‘Sippizine’ to offer creative outlet to South Coast writers
MARION — When Alanna Nelson first moved to Marion, she saw that everyone in town had a tale to tell, but nowhere to tell it.
From fishermen to cranberry farmers, she encountered “a million stories.”
“It really struck me how many creative literary folk were around here and yet there really wasn’t a way to bring us together,” she said.
Now, Nelson plans to provide a “snapshot of local arts” on the South Coast with “Sippizine,” an online, semi-annual literary magazine.
Sippizine aims to publish creative writing, poetry and artwork by local writers and artists.
“It was an idea that I thought about and I couldn’t stop thinking about,” she said. “So I decided ‘why not?’”
According to Nelson, who is also executive director of the Sippican Historical Society, Sippizine is still largely in a planning phase, with the first edition scheduled to come out in April.
However, through a partnership with the Marion Art Center, Nelson has been holding “Writing Prompt Sessions” since January, the most recent of which was held on Feb. 11.

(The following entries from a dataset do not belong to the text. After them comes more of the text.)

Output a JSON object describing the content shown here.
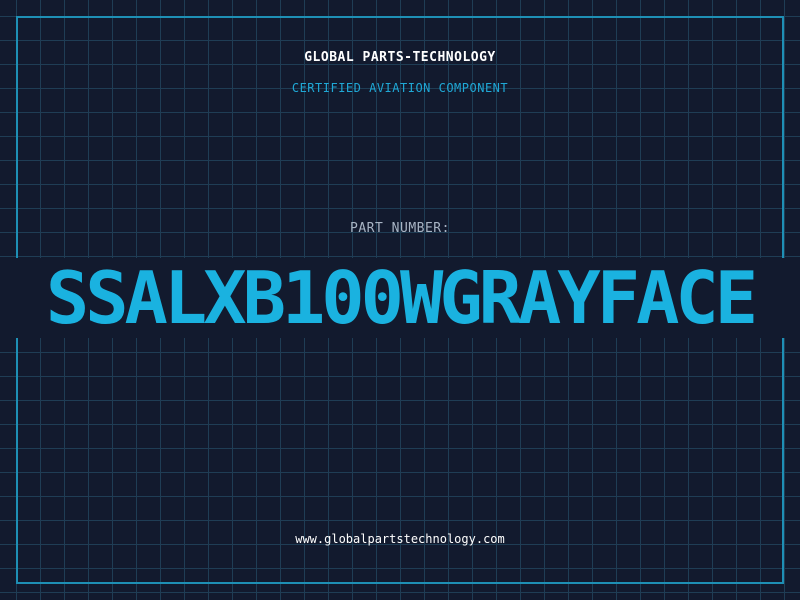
{
  "header": {
    "company": "GLOBAL PARTS-TECHNOLOGY",
    "subtitle": "CERTIFIED AVIATION COMPONENT"
  },
  "part": {
    "label": "PART NUMBER:",
    "number": "SSALXB100WGRAYFACE"
  },
  "footer": {
    "url": "www.globalpartstechnology.com"
  },
  "colors": {
    "background": "#121a2e",
    "grid": "#1f3d55",
    "frame": "#1e8fb5",
    "accent": "#1ab2e0",
    "label": "#a8b4c4"
  }
}
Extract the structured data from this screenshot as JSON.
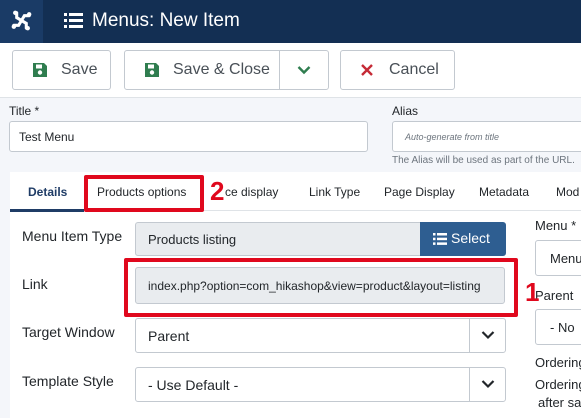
{
  "header": {
    "logo_icon": "joomla-logo-icon",
    "menu_icon": "list-icon",
    "title": "Menus: New Item"
  },
  "toolbar": {
    "save_label": "Save",
    "save_close_label": "Save & Close",
    "cancel_label": "Cancel",
    "save_icon": "floppy-disk-icon",
    "cancel_icon": "x-icon",
    "dropdown_icon": "chevron-down-icon",
    "colors": {
      "save_icon": "#2f7d4f",
      "cancel_icon": "#c52a36"
    }
  },
  "form": {
    "title_label": "Title *",
    "title_value": "Test Menu",
    "alias_label": "Alias",
    "alias_placeholder": "Auto-generate from title",
    "alias_help": "The Alias will be used as part of the URL."
  },
  "tabs": [
    {
      "label": "Details",
      "active": true
    },
    {
      "label": "Products options"
    },
    {
      "label": "ce display"
    },
    {
      "label": "Link Type"
    },
    {
      "label": "Page Display"
    },
    {
      "label": "Metadata"
    },
    {
      "label": "Mod"
    }
  ],
  "fields": {
    "menu_item_type_label": "Menu Item Type",
    "menu_item_type_value": "Products listing",
    "select_label": "Select",
    "link_label": "Link",
    "link_value": "index.php?option=com_hikashop&view=product&layout=listing",
    "target_window_label": "Target Window",
    "target_window_value": "Parent",
    "template_style_label": "Template Style",
    "template_style_value": "- Use Default -"
  },
  "right_column": {
    "menu_label": "Menu *",
    "menu_value": "Menu",
    "parent_label": "Parent",
    "parent_value": "- No",
    "ordering_label": "Ordering",
    "ordering_text": "Ordering",
    "after_save_text": "after sa"
  },
  "annotations": {
    "color": "#e0081d",
    "marker_1": "1",
    "marker_2": "2"
  }
}
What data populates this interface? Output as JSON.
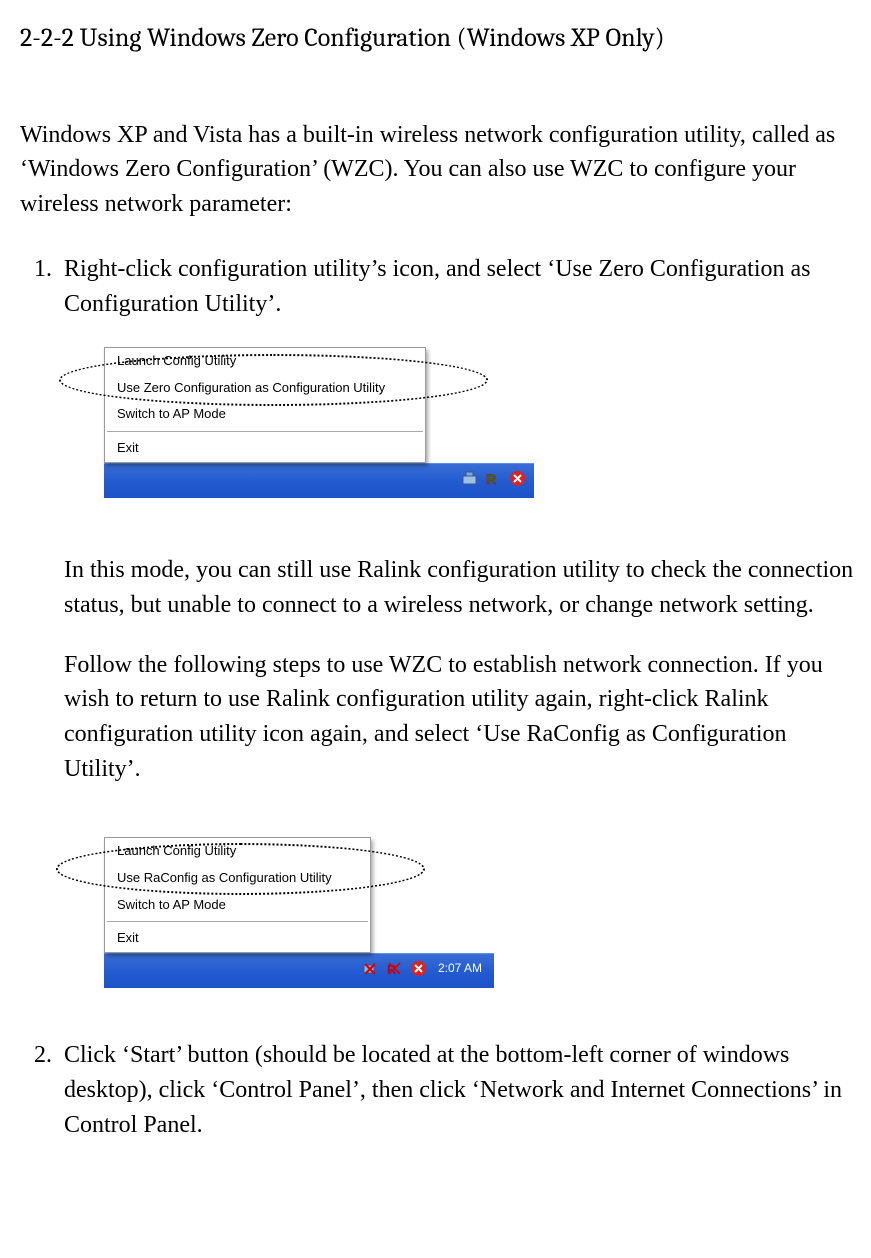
{
  "heading": "2-2-2 Using Windows Zero Configuration (Windows XP Only)",
  "intro": "Windows XP and Vista has a built-in wireless network configuration utility, called as ‘Windows Zero Configuration’ (WZC). You can also use WZC to configure your wireless network parameter:",
  "step1": {
    "text": "Right-click configuration utility’s icon, and select ‘Use Zero Configuration as Configuration Utility’.",
    "menu": {
      "item1": "Launch Config Utility",
      "item2": "Use Zero Configuration as Configuration Utility",
      "item3": "Switch to AP Mode",
      "item4": "Exit"
    },
    "para1": "In this mode, you can still use Ralink configuration utility to check the connection status, but unable to connect to a wireless network, or change network setting.",
    "para2": "Follow the following steps to use WZC to establish network connection. If you wish to return to use Ralink configuration utility again, right-click Ralink configuration utility icon again, and select ‘Use RaConfig as Configuration Utility’.",
    "menu2": {
      "item1": "Launch Config Utility",
      "item2": "Use RaConfig as Configuration Utility",
      "item3": "Switch to AP Mode",
      "item4": "Exit"
    },
    "clock": "2:07 AM"
  },
  "step2": {
    "text": "Click ‘Start’ button (should be located at the bottom-left corner of windows desktop), click ‘Control Panel’, then click ‘Network and Internet Connections’ in Control Panel."
  }
}
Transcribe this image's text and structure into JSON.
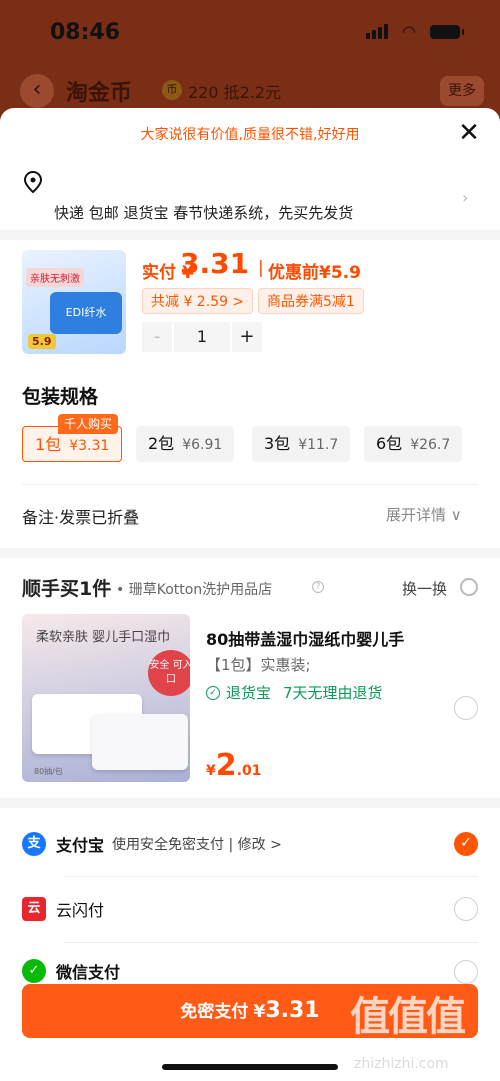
{
  "status_bar": {
    "time": "08:46"
  },
  "background_header": {
    "title": "淘金币",
    "coin_icon_char": "币",
    "coin_count": "220",
    "coin_deduct": "抵2.2元",
    "more_label": "更多"
  },
  "sheet": {
    "slogan": "大家说很有价值,质量很不错,好好用",
    "close_label": "✕",
    "address": {
      "line": "快递 包邮 退货宝 春节快递系统，先买先发货"
    },
    "product": {
      "pay_label": "实付",
      "currency": "¥",
      "pay_price": "3.31",
      "orig_sep": "|",
      "orig_label": "优惠前",
      "orig_price": "¥5.9",
      "discount_chip": "共减 ¥ 2.59 >",
      "coupon_chip": "商品券满5减1",
      "qty_minus": "-",
      "qty": "1",
      "qty_plus": "+",
      "img_tag": "亲肤无刺激",
      "img_brand": "EDI纤水",
      "img_price": "5.9"
    },
    "spec": {
      "title": "包装规格",
      "badge": "千人购买",
      "options": [
        {
          "label": "1包",
          "price": "¥3.31",
          "selected": true
        },
        {
          "label": "2包",
          "price": "¥6.91",
          "selected": false
        },
        {
          "label": "3包",
          "price": "¥11.7",
          "selected": false
        },
        {
          "label": "6包",
          "price": "¥26.7",
          "selected": false
        }
      ]
    },
    "note": {
      "left": "备注·发票已折叠",
      "right": "展开详情 ∨"
    },
    "bundle": {
      "brand": "顺手买1件",
      "shop": "• 珊草Kotton洗护用品店",
      "info_icon": "?",
      "swap_label": "换一换",
      "img_text": "柔软亲肤 婴儿手口湿巾",
      "img_safe": "安全\n可入口",
      "img_count": "80抽/包",
      "title": "80抽带盖湿巾湿纸巾婴儿手",
      "spec": "【1包】实惠装;",
      "return_label": "退货宝",
      "return_text": "7天无理由退货",
      "currency": "¥",
      "price_int": "2",
      "price_dec": ".01"
    },
    "payment_methods": [
      {
        "name": "支付宝",
        "sub": "使用安全免密支付 | 修改 >",
        "icon": "支",
        "color": "#1677ff",
        "selected": true
      },
      {
        "name": "云闪付",
        "sub": "",
        "icon": "云",
        "color": "#e8262d",
        "selected": false
      },
      {
        "name": "微信支付",
        "sub": "",
        "icon": "✓",
        "color": "#09bb07",
        "selected": false
      }
    ],
    "pay_button": {
      "label": "免密支付",
      "currency": "¥",
      "amount": "3.31"
    },
    "watermark": {
      "big": "值值值",
      "small": "zhizhizhi.com"
    }
  },
  "colors": {
    "accent": "#ff5500",
    "green": "#0a9b56"
  }
}
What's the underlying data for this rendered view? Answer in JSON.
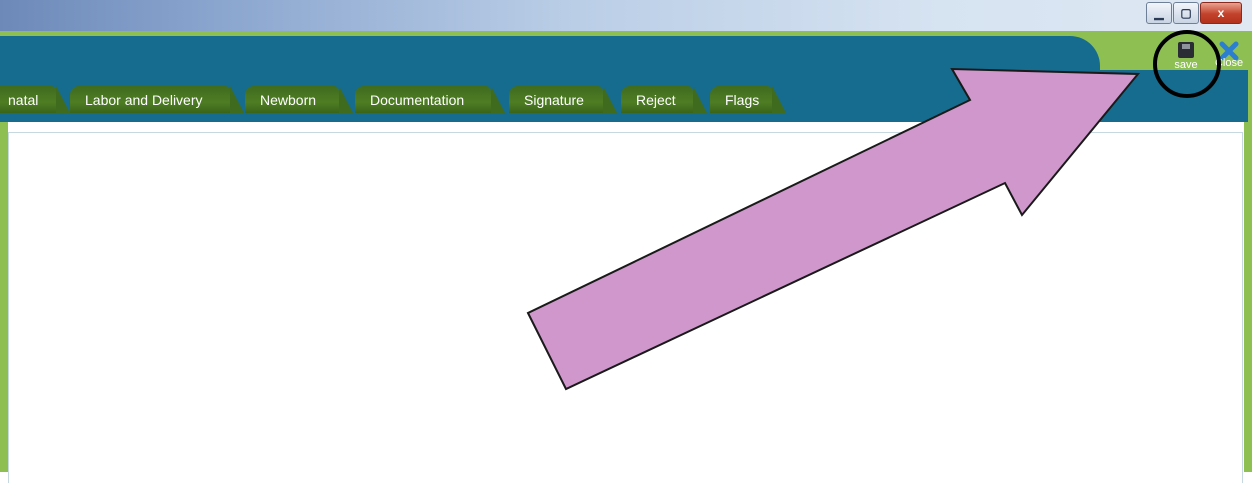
{
  "window": {
    "controls": {
      "minimize_icon": "minimize-icon",
      "restore_icon": "restore-icon",
      "close_label": "x"
    }
  },
  "tabs": [
    {
      "label": "natal",
      "partial": true
    },
    {
      "label": "Labor and Delivery"
    },
    {
      "label": "Newborn"
    },
    {
      "label": "Documentation"
    },
    {
      "label": "Signature"
    },
    {
      "label": "Reject"
    },
    {
      "label": "Flags"
    }
  ],
  "toolbar": {
    "save_label": "save",
    "save_icon": "save-icon",
    "close_label": "Close",
    "close_icon": "close-icon"
  },
  "annotation": {
    "arrow_color": "#cf97cc",
    "circle_color": "#000000"
  },
  "colors": {
    "header_teal": "#166c8e",
    "frame_green": "#8dbf52",
    "tab_green": "#3f6b1e"
  }
}
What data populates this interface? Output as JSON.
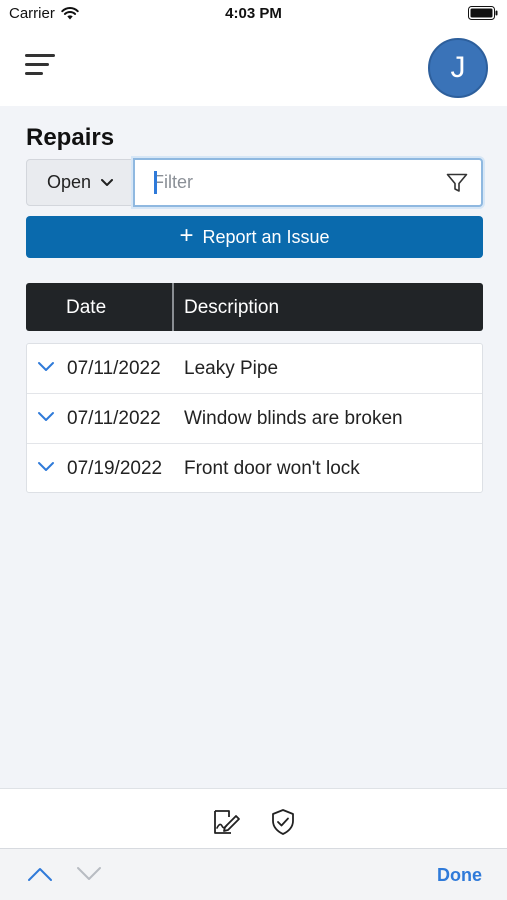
{
  "status_bar": {
    "carrier": "Carrier",
    "time": "4:03 PM"
  },
  "header": {
    "avatar_initial": "J"
  },
  "page": {
    "title": "Repairs"
  },
  "controls": {
    "status_selected": "Open",
    "filter_placeholder": "Filter",
    "report_button_label": "Report an Issue"
  },
  "table": {
    "columns": [
      "Date",
      "Description"
    ],
    "rows": [
      {
        "date": "07/11/2022",
        "description": "Leaky Pipe"
      },
      {
        "date": "07/11/2022",
        "description": "Window blinds are broken"
      },
      {
        "date": "07/19/2022",
        "description": "Front door won't lock"
      }
    ]
  },
  "toolbar": {
    "icons": [
      "sign-document-icon",
      "shield-check-icon"
    ]
  },
  "keyboard_bar": {
    "done_label": "Done"
  },
  "colors": {
    "accent": "#0a6aad",
    "header_bg": "#212427",
    "link": "#2f7ad9",
    "avatar": "#3a73b8"
  }
}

At that session, participants were given a writing exercise that consisted of three images that could be paired with different emotions. Writers were prompted to select a pairing, write on it for 15 minutes and then share their work.
Nelson herself is no stranger to art and poetry. While she often finds herself writing blog posts or emails as a part of her day-job, she finds enjoyment in expressing herself through artwork and creative writing.
Last year she submitted two haikus to “Anomaly Poetry,” a New Bedford-based online poetry magazine. She was published in their winter “Tidings” edition in December.
“I finally got the courage and submitted to [Anomaly Poetry] last year, which wasn't so difficult,” she said. “Pressing ‘send’ isn't so hard.”
Aside from writing, Nelson is a fiber artist who “loves the way words and images can go together.”
She added that she encourages artists and writers to collaborate on submissions to Sippizine.
“Right now, my [goal] is to create community and shed light on our literary folk here in the region,” said Nelson, who has already received a grant from the Marion Cultural Council for Sippizine.
Her next steps for the project include getting the funds to offer an honorarium to people who are accepted into Sippizine, noting that money is “often very useful for artists.”
Submissions for Sippizine open online on Feb. 20 and close on March 31. The theme for the first issue is “beginnings.”
“Press send,” said Nelson, urging local writers to submit work. “It's not that hard, and I think you'll find a welcoming community waiting for you writers.”
Sippizine will accept poetry, prose and non-fiction of 1,000 words or less. Visual and video contributions are also welcome. One literary and one visual contribution will be accepted from any artist or collaboration of artists.
For more information, visit www.sippizine.art.